*Task prompt:*
Each line holding the string "text" is to be copied from the data.

*Exercise inputs:*
######
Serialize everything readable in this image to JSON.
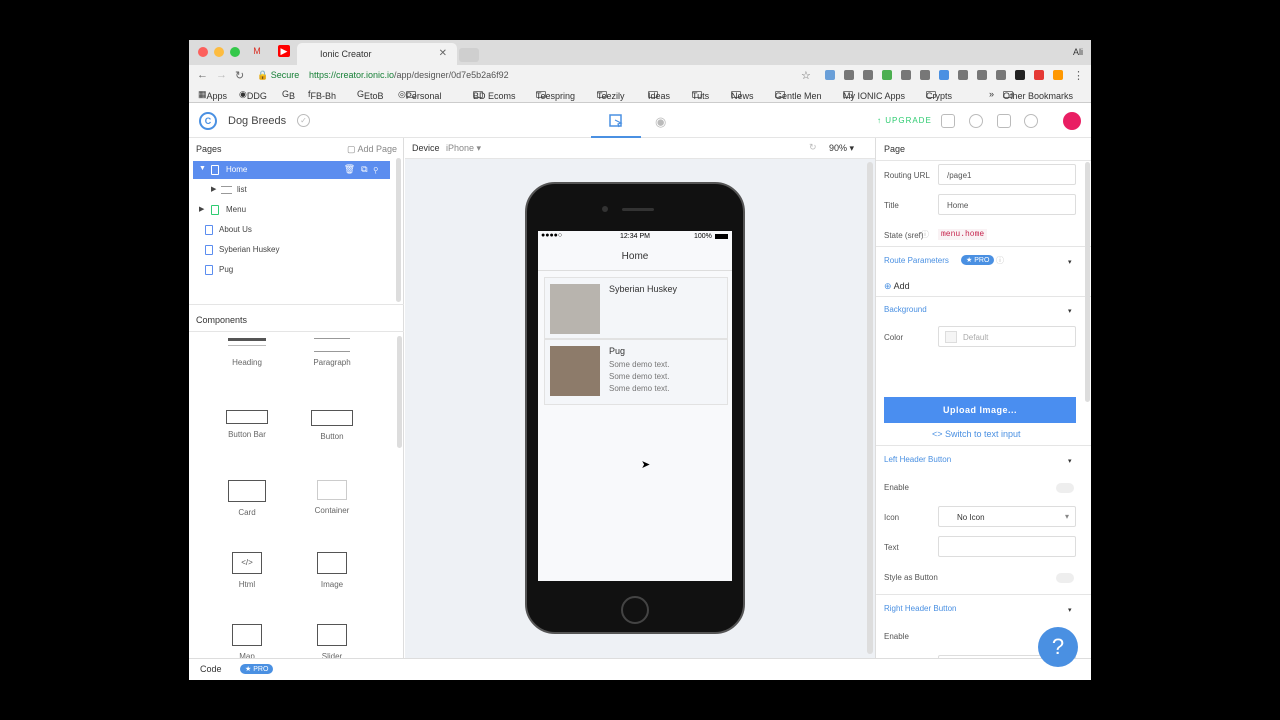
{
  "browser": {
    "tab_title": "Ionic Creator",
    "user": "Ali",
    "secure_label": "Secure",
    "url_host": "https://creator.ionic.io",
    "url_path": "/app/designer/0d7e5b2a6f92",
    "bookmarks": [
      "Apps",
      "DDG",
      "B",
      "FB-Bh",
      "EtoB",
      "Personal",
      "BD Ecoms",
      "Teespring",
      "Teezily",
      "Ideas",
      "Tuts",
      "News",
      "Gentle Men",
      "My IONIC Apps",
      "Crypts",
      "»",
      "Other Bookmarks"
    ]
  },
  "app": {
    "name": "Dog Breeds",
    "upgrade": "UPGRADE"
  },
  "pages_panel": {
    "title": "Pages",
    "add_page": "Add Page",
    "items": [
      "Home",
      "list",
      "Menu",
      "About Us",
      "Syberian Huskey",
      "Pug"
    ]
  },
  "components_panel": {
    "title": "Components",
    "items": [
      "Heading",
      "Paragraph",
      "Button Bar",
      "Button",
      "Card",
      "Container",
      "Html",
      "Image",
      "Map",
      "Slider"
    ]
  },
  "canvas": {
    "device_label": "Device",
    "device": "iPhone",
    "zoom": "90%"
  },
  "phone": {
    "time": "12:34 PM",
    "battery": "100%",
    "nav_title": "Home",
    "cards": [
      {
        "title": "Syberian Huskey",
        "lines": []
      },
      {
        "title": "Pug",
        "lines": [
          "Some demo text.",
          "Some demo text.",
          "Some demo text."
        ]
      }
    ]
  },
  "right_panel": {
    "title": "Page",
    "routing_url_label": "Routing URL",
    "routing_url": "/page1",
    "title_label": "Title",
    "title_value": "Home",
    "state_label": "State (sref)",
    "state_value": "menu.home",
    "route_params": "Route Parameters",
    "pro": "★ PRO",
    "add": "Add",
    "background": "Background",
    "color_label": "Color",
    "color_value": "Default",
    "upload": "Upload Image...",
    "switch_text": "Switch to text input",
    "left_header": "Left Header Button",
    "enable": "Enable",
    "icon": "Icon",
    "no_icon": "No Icon",
    "text": "Text",
    "style_as_button": "Style as Button",
    "right_header": "Right Header Button"
  },
  "bottom": {
    "code": "Code",
    "pro": "★ PRO"
  },
  "help": "?"
}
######
*Expected answer:*
          "Some demo text.",
          "Some demo text.",
          "Some demo text."
    "switch_text": "Switch to text input",
    "text": "Text",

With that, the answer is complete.